“It’s one thing that’s modified drastically. Nearly in a single day we noticed this entire shift in how individuals reacted to meals and what they have been craving.”

Shiry Yosef, an entrepreneur in Tel Aviv who loves ingesting cocktails at bars and eating places however had by no means made one at residence, tried a craft mixology class on Scrumptious Experiences with Singapore-based bartender Joseph Haywood. They determined to concentrate on gin and whisky.

“It’s not an alternative choice to journey or for eating out,” Yosef mentioned. Nonetheless, she added, “I truly cherished that I used to be in my very own kitchen with my very own substances. It made it really feel like one thing that I’ll repeat at residence.”

When Baum tried the cocktail class herself, she additionally felt it was a bonus being in her personal kitchen — although she doesn’t have any cocktail-making instruments.

“We don’t have a shaker,” she mentioned. “He’s like, ‘Do you may have a water bottle?’ And proper behind me was my daughter’s sippy cup, and the chef was like, ‘That’s good!

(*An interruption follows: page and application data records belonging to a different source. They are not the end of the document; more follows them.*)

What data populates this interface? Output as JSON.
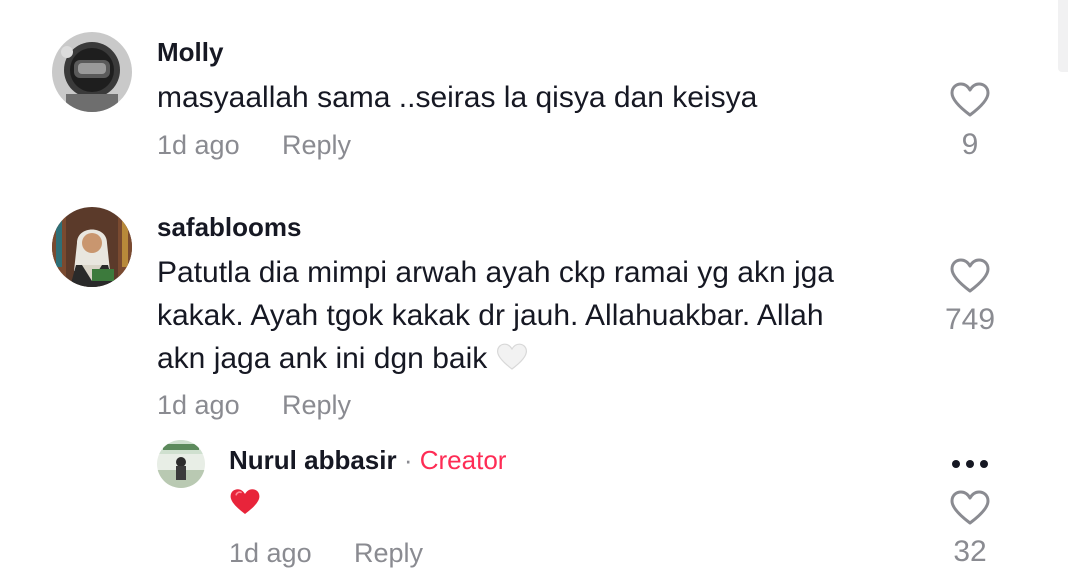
{
  "comments": [
    {
      "username": "Molly",
      "text": "masyaallah sama ..seiras la qisya dan keisya",
      "time": "1d ago",
      "reply_label": "Reply",
      "likes": "9"
    },
    {
      "username": "safablooms",
      "text_lines": [
        "Patutla dia mimpi arwah ayah ckp ramai yg akn jga",
        "kakak. Ayah tgok kakak dr jauh. Allahuakbar. Allah",
        "akn jaga ank ini dgn baik"
      ],
      "trailing_emoji": "white-heart",
      "time": "1d ago",
      "reply_label": "Reply",
      "likes": "749"
    }
  ],
  "reply": {
    "username": "Nurul abbasir",
    "separator": "·",
    "badge": "Creator",
    "emoji": "red-heart",
    "time": "1d ago",
    "reply_label": "Reply",
    "likes": "32"
  },
  "colors": {
    "text": "#161823",
    "muted": "#8a8b91",
    "creator": "#fe2c55",
    "red_heart": "#e8243a"
  }
}
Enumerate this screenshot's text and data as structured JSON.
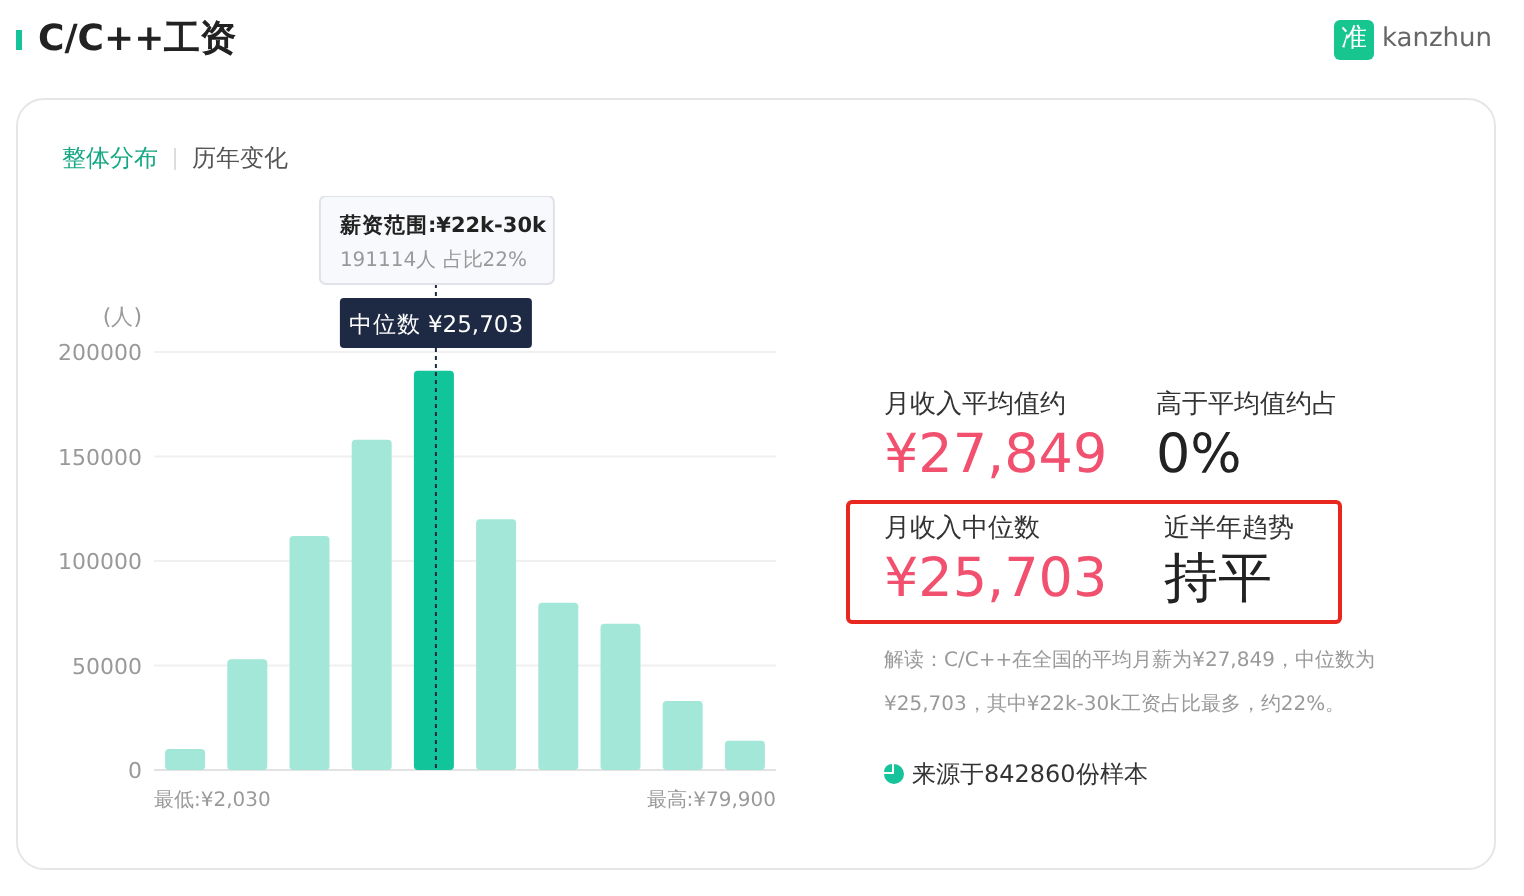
{
  "header": {
    "title": "C/C++工资",
    "brand_mark": "准",
    "brand": "kanzhun"
  },
  "tabs": [
    {
      "label": "整体分布",
      "selected": true
    },
    {
      "label": "历年变化",
      "selected": false
    }
  ],
  "chart": {
    "tooltip": {
      "title": "薪资范围:¥22k-30k",
      "detail": "191114人  占比22%"
    },
    "median_marker": "中位数 ¥25,703",
    "min_label": "最低:¥2,030",
    "max_label": "最高:¥79,900",
    "bars": [
      {
        "selected": false
      },
      {
        "selected": false
      },
      {
        "selected": false
      },
      {
        "selected": false
      },
      {
        "selected": true
      },
      {
        "selected": false
      },
      {
        "selected": false
      },
      {
        "selected": false
      },
      {
        "selected": false
      },
      {
        "selected": false
      }
    ],
    "chart_data": {
      "type": "bar",
      "ylabel": "(人)",
      "grid": true,
      "values": [
        10000,
        53000,
        112000,
        158000,
        191000,
        120000,
        80000,
        70000,
        33000,
        14000
      ],
      "ylim": [
        0,
        200000
      ],
      "yticks": [
        0,
        50000,
        100000,
        150000,
        200000
      ]
    }
  },
  "stats": [
    {
      "highlighted": false,
      "items": [
        {
          "label": "月收入平均值约",
          "value": "¥27,849",
          "kind": "money"
        },
        {
          "label": "高于平均值约占",
          "value": "0%",
          "kind": "plain"
        }
      ]
    },
    {
      "highlighted": true,
      "items": [
        {
          "label": "月收入中位数",
          "value": "¥25,703",
          "kind": "money"
        },
        {
          "label": "近半年趋势",
          "value": "持平",
          "kind": "plain"
        }
      ]
    }
  ],
  "note": "解读：C/C++在全国的平均月薪为¥27,849，中位数为¥25,703，其中¥22k-30k工资占比最多，约22%。",
  "source": "来源于842860份样本"
}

You’ll be able to even pressure it.’”

Baum argues that doing these workshops at residence, in the identical kitchen shoppers use every day, makes them more likely to recreate the dishes later.

She claims, as somebody who commonly takes cooking courses abroad when she travels, that the dishes are at all times tough to breed at residence because you by no means have the identical instruments or substances.

“However unexpectedly, once you do it in your kitchen, you study that you just don’t want a rolling pin — you’ll be able to truly simply use a wine bottle or a paper towel factor,” she mentioned.

“Or, in Israel we don’t have half-and-half — it doesn’t matter. It’s one thing {that a} recipe’s not going to let you know. When there’s a chef on the opposite aspect they’ll let you know what to combine, half cream, half no matter.”

Israel’s markets have opened again up once more, regardless of an increase in COVID-19 circumstances throughout the nation — however what individuals need has modified, Baum says. Going out to eating places doesn’t appear to carry fairly the identical enchantment.

“Now you’ll be able to nonetheless exit and you’ll nonetheless order in. However none of us actually wish to as a lot anymore,” Baum mentioned.

“The sorts of experiences that we’d have carried out earlier than are possibly rather less thrilling or interesting proper now. However we nonetheless need do issues.”

Cohen sees being a foodie as that means one thing totally different now.

“This new world has created an atmosphere through which, if anybody prioritized good meals of their life [before], that implies that now they should prioritize studying find out how to cook dinner at residence,” he mentioned.